Ask about distance from the airport, shopping areas, whether freshmen can have cars on campus, how students are assigned to a residence hall and whether there are co-ed dorms, services provided in the residence halls, meal plan options, athletic teams available, and general activities students can get involved in on campus. If you want to be part of the ski club or the dance club in college, ask about the details!
10. How will we work together?
In most cases, you do not have any control over who gets “assigned” to you as an admissions counselor, and that may be intimidating for you. However, remember that in most cases, the admissions counselor has your best interests at heart throughout the process.
Ask them when you will hear from them, when you can expect to get in touch with them, etc. Ask as many questions related to contacting them as possible. It is to your advantage to get to know your admissions counselor. If you do not, you are missing out on a treasure trove of information and a wonderful resource.
Now, is it possible to get a dud as an admissions counselor? Might you never hear from them — ever? Sure. Report it to the director of admissions and politely request that you want a new admissions counselor.
11. What is special about this college or university?
This is another great one, and to be honest, your admissions counselor should not quit talking when you ask this question. Colleges tend to blend together after a while, TBH, so never stop asking this discerning question to understand how it differs and how it can get you closer to your dreams. You will be glad you asked this question because it should make your eyes a little starrier.
Questions to Ask Admissions Officers: Do not Limit Yourself to this List
This may be the end of our list, but there are other good questions to ask admissions officers related to your specific needs and interests. If you have a distinct interest in dancing in college, you are likely going to ask lots of pointed questions about the ballet or jazz classes available to you.
On the other hand, if you know you want to major in criminal justice, you may have questions about how many students graduate successfully from that major and go on to become investigators. The sky’s the limit — do not forget to use admissions counselors to your advantage.
Also, do not be afraid to play the game “stump the admissions counselor.” If they do not know the answer to something, they should be willing to get it for you.

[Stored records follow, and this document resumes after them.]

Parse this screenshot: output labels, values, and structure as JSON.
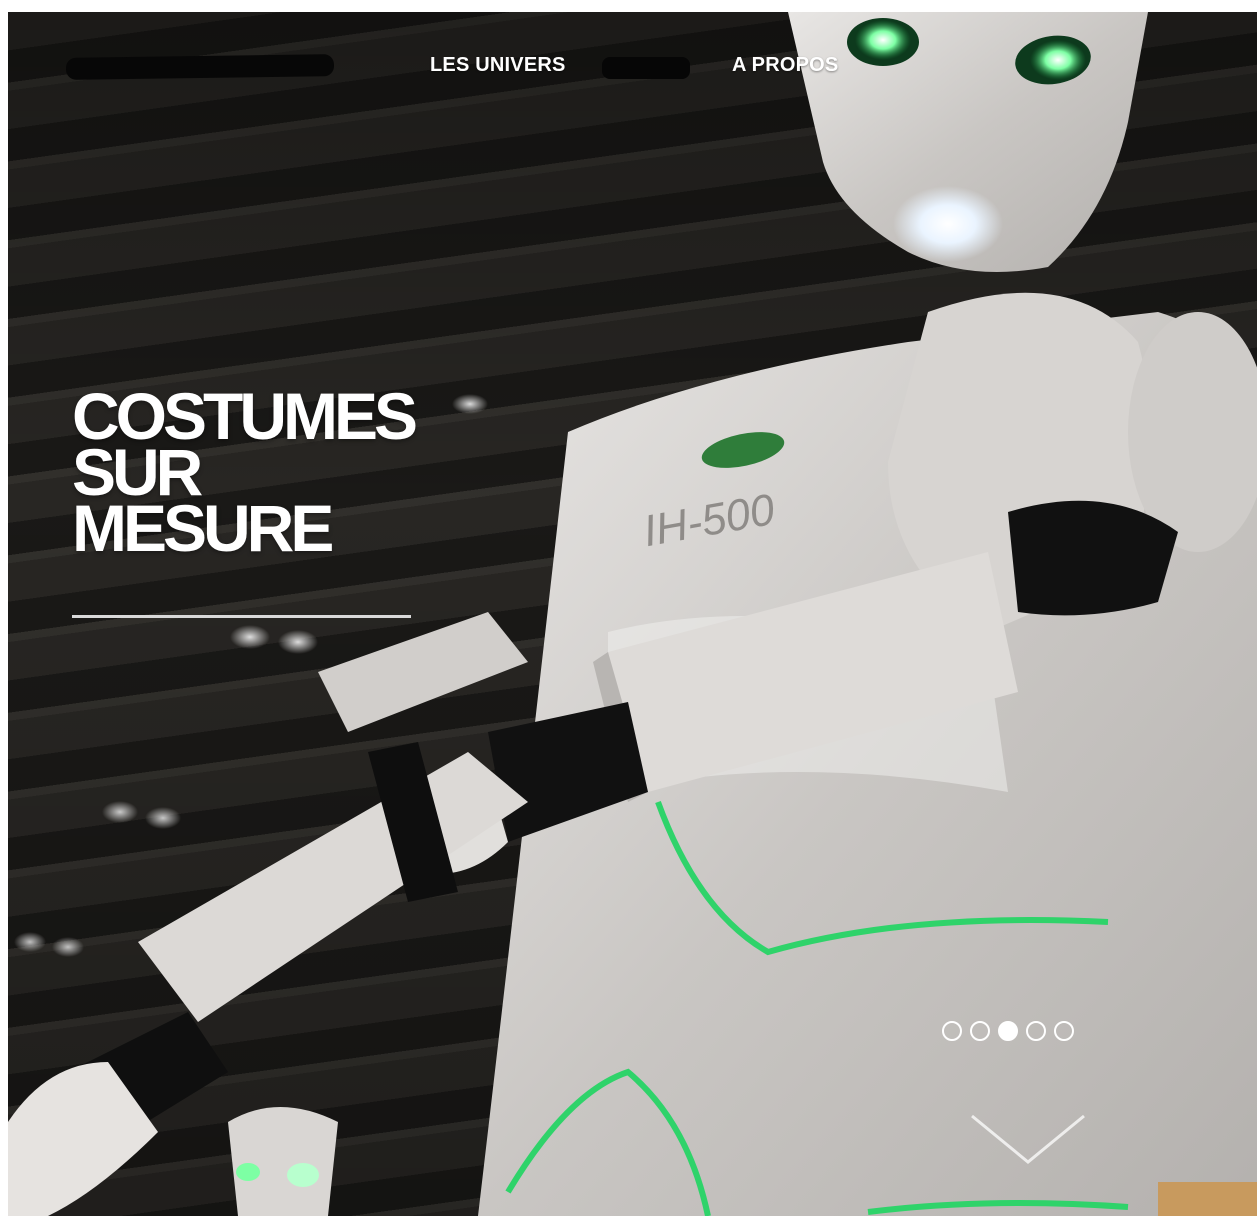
{
  "nav": {
    "items": [
      {
        "label": "LES UNIVERS"
      },
      {
        "label": "A PROPOS"
      }
    ]
  },
  "hero": {
    "headline_lines": [
      "COSTUMES",
      "SUR",
      "MESURE"
    ],
    "carousel": {
      "slide_count": 5,
      "active_index": 2
    }
  },
  "colors": {
    "text": "#ffffff",
    "divider": "#d9d9d9",
    "accent_glow": "#3ddc6e",
    "redaction": "#060606"
  },
  "icons": {
    "scroll": "chevron-down-icon"
  }
}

If you are still feeling a little nervous or need help formulating the right questions to ask an admissions counselor based on your unique situation, contact Campus to Career Crossroads so we can help you leave a long-lasting positive impression!